From the You Cannot Make This Stuff Up Department-Apparently Inebriated Moose found in Swedish tree

A seemingly intoxicated moose has been discovered entangled in an apple tree by a stunned Swede.

Per Johansson, 45, says he heard a roar from his vacationing neighbour’s garden in southwestern Sweden late Tuesday and went to have a look. There, he found a female moose kicking about in the tree. The animal was likely drunk from eating fermented apples.

Read it all.


Posted in * General Interest, * International News & Commentary, Animals, Europe, Sweden

15 comments on “From the You Cannot Make This Stuff Up Department-Apparently Inebriated Moose found in Swedish tree

  1. flaanglican says:

    Are we sure it’s the moose and not Mr. Johansson that’s intoxicated? With a story like that. . .

  2. Cennydd13 says:

    Well, if horse can get snockered on fermented apples, why not moose, too?

  3. Cennydd13 says:

    I meant to s “a horse.”

  4. Cennydd13 says:

    Better quit while I’m ahead.

  5. Palatino says:

    A good reminder that it’s time to pick up some Hard Cider.

  6. Bart Hall (Kansas, USA) says:

    There once was a sorry old moose,
    Especially fond of the “juice”
    Got stuck in a tree
    And couldn’t get free
    ‘Til some friends from AA pried her loose.

  7. TACit says:

    Having just read this on BBC before seeing it here, and being most amused, I am only curious now about whether it was an elk as the Brits reported :
    or really a moose, which the Canadians at CBC no doubt would be able to recognize? I can’t decide from the photo but surely someone on the ground could have.

  8. NoVA Scout says:
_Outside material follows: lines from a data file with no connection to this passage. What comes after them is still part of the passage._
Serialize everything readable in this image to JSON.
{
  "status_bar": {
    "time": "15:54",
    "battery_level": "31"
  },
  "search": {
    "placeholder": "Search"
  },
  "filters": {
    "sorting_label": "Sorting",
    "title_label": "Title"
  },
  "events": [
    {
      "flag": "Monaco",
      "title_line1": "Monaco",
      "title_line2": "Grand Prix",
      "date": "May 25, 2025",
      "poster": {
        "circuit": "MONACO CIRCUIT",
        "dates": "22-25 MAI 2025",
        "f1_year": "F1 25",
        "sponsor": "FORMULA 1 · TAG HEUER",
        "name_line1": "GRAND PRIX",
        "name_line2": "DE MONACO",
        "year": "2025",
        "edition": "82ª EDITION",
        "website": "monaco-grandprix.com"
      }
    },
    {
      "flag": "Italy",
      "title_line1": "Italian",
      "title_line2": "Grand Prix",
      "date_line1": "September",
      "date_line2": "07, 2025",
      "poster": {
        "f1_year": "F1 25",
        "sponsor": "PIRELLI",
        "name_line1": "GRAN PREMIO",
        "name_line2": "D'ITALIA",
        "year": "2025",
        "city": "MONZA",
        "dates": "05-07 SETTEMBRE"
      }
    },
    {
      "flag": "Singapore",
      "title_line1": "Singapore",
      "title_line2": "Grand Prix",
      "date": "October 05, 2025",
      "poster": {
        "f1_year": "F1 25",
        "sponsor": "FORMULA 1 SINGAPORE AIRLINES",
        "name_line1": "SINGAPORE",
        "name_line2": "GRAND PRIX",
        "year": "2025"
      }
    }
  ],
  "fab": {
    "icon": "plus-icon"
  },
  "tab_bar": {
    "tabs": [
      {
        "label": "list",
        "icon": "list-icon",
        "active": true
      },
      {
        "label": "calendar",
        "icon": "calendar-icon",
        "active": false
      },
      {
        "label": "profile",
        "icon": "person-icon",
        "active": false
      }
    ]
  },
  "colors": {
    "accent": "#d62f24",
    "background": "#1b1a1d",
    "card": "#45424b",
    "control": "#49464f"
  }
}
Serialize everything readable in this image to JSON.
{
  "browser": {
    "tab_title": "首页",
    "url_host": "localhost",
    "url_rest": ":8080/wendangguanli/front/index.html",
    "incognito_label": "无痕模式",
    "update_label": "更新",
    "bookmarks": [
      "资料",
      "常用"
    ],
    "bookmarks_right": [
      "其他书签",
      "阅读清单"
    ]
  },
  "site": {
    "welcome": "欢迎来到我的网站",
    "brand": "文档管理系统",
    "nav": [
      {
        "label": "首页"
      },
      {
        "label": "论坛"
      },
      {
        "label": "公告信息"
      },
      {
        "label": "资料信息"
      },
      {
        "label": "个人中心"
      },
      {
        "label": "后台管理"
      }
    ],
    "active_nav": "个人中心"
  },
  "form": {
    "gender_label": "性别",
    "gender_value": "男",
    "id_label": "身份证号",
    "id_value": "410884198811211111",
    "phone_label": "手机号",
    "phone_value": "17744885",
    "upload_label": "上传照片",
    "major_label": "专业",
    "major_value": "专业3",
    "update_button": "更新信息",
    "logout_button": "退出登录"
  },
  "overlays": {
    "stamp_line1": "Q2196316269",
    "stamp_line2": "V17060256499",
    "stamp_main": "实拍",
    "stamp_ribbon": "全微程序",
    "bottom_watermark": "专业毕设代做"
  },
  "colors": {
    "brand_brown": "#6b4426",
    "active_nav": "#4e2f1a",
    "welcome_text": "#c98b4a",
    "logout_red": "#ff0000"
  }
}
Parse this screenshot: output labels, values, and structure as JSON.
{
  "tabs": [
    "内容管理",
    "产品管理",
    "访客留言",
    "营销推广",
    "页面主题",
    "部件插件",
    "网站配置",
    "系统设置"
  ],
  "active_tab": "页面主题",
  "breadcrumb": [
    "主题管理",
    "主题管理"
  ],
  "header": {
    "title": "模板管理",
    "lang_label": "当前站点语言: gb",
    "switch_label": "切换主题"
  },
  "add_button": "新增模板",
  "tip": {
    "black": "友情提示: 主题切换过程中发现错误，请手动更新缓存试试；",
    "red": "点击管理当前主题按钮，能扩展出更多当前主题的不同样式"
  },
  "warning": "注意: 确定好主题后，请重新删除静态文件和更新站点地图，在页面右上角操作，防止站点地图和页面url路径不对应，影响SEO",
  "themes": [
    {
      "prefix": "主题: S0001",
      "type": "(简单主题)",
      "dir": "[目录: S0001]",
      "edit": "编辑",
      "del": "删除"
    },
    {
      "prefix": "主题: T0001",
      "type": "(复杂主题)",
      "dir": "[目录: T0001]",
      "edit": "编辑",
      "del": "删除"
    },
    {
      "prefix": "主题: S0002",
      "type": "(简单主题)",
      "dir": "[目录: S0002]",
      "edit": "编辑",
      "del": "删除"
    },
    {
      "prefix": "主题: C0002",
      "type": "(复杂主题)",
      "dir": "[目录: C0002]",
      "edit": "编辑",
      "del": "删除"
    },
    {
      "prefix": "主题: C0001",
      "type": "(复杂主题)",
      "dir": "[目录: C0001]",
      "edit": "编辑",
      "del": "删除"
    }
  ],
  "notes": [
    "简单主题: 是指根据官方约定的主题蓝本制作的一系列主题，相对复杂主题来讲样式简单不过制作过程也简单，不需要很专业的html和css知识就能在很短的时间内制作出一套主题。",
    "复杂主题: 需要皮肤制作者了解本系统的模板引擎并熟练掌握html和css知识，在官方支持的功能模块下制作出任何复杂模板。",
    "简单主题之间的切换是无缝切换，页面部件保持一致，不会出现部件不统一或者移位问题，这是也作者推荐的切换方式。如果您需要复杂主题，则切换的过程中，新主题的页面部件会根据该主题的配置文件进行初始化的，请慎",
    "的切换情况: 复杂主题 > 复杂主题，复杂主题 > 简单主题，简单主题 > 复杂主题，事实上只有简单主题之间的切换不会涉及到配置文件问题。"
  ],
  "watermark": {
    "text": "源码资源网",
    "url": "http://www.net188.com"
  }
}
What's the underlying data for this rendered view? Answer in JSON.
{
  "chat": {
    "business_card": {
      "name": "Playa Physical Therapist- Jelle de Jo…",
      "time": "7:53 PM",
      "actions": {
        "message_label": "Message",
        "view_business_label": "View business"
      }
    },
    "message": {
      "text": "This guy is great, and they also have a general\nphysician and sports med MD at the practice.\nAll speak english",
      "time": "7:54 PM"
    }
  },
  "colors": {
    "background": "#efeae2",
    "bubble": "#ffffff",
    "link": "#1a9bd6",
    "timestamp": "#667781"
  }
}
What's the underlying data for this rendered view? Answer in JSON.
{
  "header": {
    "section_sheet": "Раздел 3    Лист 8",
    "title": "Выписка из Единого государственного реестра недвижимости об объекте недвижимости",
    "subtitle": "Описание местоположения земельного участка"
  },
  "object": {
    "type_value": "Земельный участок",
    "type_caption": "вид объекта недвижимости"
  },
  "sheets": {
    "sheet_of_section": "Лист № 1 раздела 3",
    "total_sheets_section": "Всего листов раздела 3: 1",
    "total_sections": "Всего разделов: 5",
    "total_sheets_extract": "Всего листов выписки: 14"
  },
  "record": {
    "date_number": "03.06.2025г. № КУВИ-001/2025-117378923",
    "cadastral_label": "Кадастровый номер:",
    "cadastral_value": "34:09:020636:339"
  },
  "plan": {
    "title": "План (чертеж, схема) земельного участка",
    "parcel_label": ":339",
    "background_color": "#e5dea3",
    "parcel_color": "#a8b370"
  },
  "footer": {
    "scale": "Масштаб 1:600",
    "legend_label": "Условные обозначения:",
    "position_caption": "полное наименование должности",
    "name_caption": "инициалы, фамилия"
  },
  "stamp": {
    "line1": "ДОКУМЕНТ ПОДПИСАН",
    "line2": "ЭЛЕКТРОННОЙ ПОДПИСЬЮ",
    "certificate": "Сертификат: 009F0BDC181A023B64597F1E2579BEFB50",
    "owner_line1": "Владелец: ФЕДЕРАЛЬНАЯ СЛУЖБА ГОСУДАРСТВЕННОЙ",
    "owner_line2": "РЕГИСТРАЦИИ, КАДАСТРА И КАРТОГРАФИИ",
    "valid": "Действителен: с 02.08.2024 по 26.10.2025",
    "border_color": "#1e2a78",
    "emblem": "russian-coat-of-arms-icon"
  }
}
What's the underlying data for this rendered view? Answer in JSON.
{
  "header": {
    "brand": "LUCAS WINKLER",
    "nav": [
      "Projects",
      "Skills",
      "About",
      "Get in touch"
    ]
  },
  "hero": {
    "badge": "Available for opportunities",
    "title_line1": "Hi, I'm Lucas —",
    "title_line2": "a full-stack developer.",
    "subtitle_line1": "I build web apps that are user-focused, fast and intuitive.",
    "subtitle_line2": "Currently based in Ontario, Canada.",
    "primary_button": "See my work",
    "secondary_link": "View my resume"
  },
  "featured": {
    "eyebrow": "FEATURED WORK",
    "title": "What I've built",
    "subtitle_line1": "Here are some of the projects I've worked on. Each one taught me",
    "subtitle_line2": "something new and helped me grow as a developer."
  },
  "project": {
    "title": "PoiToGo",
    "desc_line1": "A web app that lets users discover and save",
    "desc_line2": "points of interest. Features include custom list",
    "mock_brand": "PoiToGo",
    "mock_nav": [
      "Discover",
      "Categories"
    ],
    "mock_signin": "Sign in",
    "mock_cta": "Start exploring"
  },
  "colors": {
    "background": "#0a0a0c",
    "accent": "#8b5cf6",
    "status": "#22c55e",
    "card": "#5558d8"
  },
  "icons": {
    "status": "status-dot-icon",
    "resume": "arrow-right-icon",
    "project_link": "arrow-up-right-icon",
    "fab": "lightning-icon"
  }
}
    Having found a moose in a tree, how does one go about extricating it? I think that would take some brow-furrowing. I showed the picture to one of my dogs, a youth of boundless energy who persists in believing that he can, if he applies himself, climb trees in pursuit of squirrels. Perhaps it’s a matter of diet.

  9. Hakkatan says:

    TACit, the article says near the end: “It is not unusual to see elk, or moose as they are known in North America, drunk in Sweden during autumn, when there are plenty of apples about.” Same species, different names, depending on the continent.

  10. TACit says:

    Oh! So it does – thanks, I didn’t see that, probably not imagining Swedes (or Brits?) would call a moose an elk when North Americans recognize them as two completely distinct animals. Now I’m more puzzled why they do so, though I don’t expect Hakkatan to answer the question…..

  11. Hakkatan says:

    Both American Moose and Eurasian Elk are members of Alces alces, although this species does have some regional subspecies. What North Americans call elk are members of Cervus canadiensus and are often now referred to as wapiti. Wapiti are also found in eastern Asia. (Thanks, Wikipedia!)

  12. Cennydd13 says:

    And here in the San Joaquin Valley of California, and more specifically, Los Banos National Wildlife Refuge, we have the subspecies called Tule Elk, which once were abundant but are now rare. There are about 500 left, and as the herd increases, they are being gradually released in other areas of the state. They are identical in appearance, except that a bull averages about 450 pounds on the hoof. The cows are slightly smaller. They are beautiful animals.

  13. tired says:

    A Møøse once bit my sister… No realli!

    I suppose this explains it.


  14. Cennydd13 says:

    Never…..ever……argue with a bull moose in rut! They are huge animals, and are extremely dangerous. Never approach one!

  15. Rich Gabrielson says:

    Never heard of a Swedish apple tree – I suspect it was a Swedish moose that got caught in an ordinary apple tree. (I’m Norwegian despite the mangling of the family name at Ellis Island :p )